(Data records for software interfaces)
********************
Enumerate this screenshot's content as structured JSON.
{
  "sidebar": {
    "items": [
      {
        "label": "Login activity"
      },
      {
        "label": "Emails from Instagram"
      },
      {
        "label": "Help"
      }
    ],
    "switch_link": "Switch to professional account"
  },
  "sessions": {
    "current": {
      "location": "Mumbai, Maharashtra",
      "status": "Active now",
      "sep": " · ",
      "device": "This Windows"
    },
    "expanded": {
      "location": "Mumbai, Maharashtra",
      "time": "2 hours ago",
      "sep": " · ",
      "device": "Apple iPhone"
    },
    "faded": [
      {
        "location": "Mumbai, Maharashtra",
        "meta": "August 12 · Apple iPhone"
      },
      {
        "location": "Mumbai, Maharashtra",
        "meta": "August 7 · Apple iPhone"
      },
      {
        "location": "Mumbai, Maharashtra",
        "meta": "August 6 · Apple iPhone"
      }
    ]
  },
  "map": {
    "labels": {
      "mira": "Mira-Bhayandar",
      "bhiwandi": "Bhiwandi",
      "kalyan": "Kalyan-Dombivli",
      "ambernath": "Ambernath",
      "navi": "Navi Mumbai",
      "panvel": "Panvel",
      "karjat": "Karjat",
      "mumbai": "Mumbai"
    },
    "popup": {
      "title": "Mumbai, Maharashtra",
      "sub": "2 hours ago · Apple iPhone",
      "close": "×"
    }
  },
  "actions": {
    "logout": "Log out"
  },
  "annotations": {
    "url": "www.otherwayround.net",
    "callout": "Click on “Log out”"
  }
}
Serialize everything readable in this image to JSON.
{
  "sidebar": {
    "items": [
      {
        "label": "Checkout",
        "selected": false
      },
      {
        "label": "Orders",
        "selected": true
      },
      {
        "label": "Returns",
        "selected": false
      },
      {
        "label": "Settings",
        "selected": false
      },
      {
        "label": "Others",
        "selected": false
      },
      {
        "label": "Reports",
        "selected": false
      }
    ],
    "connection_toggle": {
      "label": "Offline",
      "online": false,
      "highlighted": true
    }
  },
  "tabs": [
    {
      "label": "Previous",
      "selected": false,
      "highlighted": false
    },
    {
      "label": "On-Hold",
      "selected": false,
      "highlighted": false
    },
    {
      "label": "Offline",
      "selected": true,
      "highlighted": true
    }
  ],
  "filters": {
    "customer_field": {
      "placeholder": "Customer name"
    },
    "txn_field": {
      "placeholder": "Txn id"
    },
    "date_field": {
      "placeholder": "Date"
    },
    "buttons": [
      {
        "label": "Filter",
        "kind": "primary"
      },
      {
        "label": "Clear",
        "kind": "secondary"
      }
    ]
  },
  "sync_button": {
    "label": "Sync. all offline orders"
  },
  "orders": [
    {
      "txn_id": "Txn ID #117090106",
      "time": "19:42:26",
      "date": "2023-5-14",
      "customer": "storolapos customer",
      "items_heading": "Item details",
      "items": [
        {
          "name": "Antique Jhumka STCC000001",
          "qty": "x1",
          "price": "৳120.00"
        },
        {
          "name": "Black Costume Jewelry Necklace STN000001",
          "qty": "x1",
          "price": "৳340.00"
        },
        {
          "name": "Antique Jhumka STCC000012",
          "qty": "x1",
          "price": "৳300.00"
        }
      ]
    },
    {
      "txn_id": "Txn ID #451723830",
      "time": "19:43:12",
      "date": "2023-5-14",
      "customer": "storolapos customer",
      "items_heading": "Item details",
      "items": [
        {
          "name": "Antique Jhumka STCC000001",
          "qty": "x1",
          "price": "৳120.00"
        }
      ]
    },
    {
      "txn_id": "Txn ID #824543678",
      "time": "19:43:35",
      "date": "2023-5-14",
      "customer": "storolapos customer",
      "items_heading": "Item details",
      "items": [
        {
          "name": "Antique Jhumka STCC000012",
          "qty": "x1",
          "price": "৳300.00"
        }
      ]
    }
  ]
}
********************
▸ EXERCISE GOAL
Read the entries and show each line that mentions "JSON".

▸ RESPONSE AREA
Enumerate this screenshot's content as structured JSON.
Serialize everything readable in this image to JSON.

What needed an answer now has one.